After having benefited from a range of agricultural subsidy programmes for more than two centuries, which sadly continue till date with impunity, it seems somewhat strange to witness trade-missiles being fired constantly by the US against India, one of its closest strategic allies in Asia. There is a pattern in the US’ trade demands which seldom change, regardless of the administration in power, including the current Trump administration with its aggressive policy of ‘America First’ in global trade.
During a heated discussion at a closed-door meeting of a dozen trade negotiators in the Canadian Mission in Geneva nearly a decade ago, a former chief Indian trade negotiator Gopal Pillai asked his US counterpart what the US was willing to do to reduce its farm subsidies before asking others to agree to onerous commitments. The US official was livid that such a question had been posed by an Indian official.
Even in the arena of trade in services, the US has imposed numerous barriers on Indian short-term services providers. India, for example, has consistently demanded that the US settle for a “totalization” agreement involving the protection of benefit rights of workers and short-term IT (Information Technology) and other service providers who divide their working career between two or more countries.
The US and India have already signed such totalization agreements with several countries.
But when it comes to signing a totalization agreement with India, whose IT companies lose more than $1 billion on social security payments in the American market, Washington has consistently rejected India’s demand, according to an IT analyst who asked not to be quoted. “Effectively, the Indian IT companies are annually paying a tax of more than $1 billion to the US,” the analyst said. The US also refuses to agree to India’s demand for treating short-term IT service providers “as a trade and not an immigration problem”. According to a report in The Hindu on 24 October, “nearly 100 Indian H-1B visa holders and their dependents reached out to US lawmakers on Monday (23 October), pleading for clearance of the massive backlog of green card petitions.”

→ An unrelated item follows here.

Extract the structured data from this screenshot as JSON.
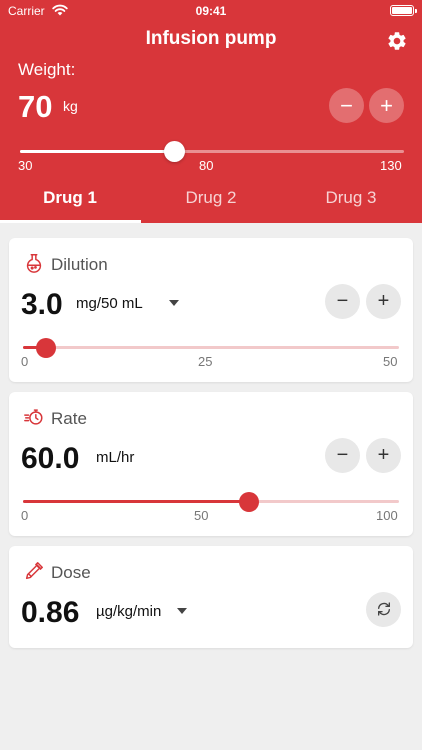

The fact is, for the US, dollar-and-cent interests in trade matter the most. Washington treats trade priorities religiously and separately from any strategic interests with its allies, including Israel and India. The priorities on trade are seldom compromised for maintaining strategic/political interests. But the mandarins in the Indian foreign office refuse to accept this reality. When Suresh Prabhu commences his maiden visit to Washington as India’s trade policy chief on Wednesday he must ensure that New Delhi’s bilateral and multilateral trade priorities involving hundreds of millions of poor farmers and millions of unemployed IT graduates are not eclipsed by the aggressive ‘our way or highway’ demands of Uncle Sam.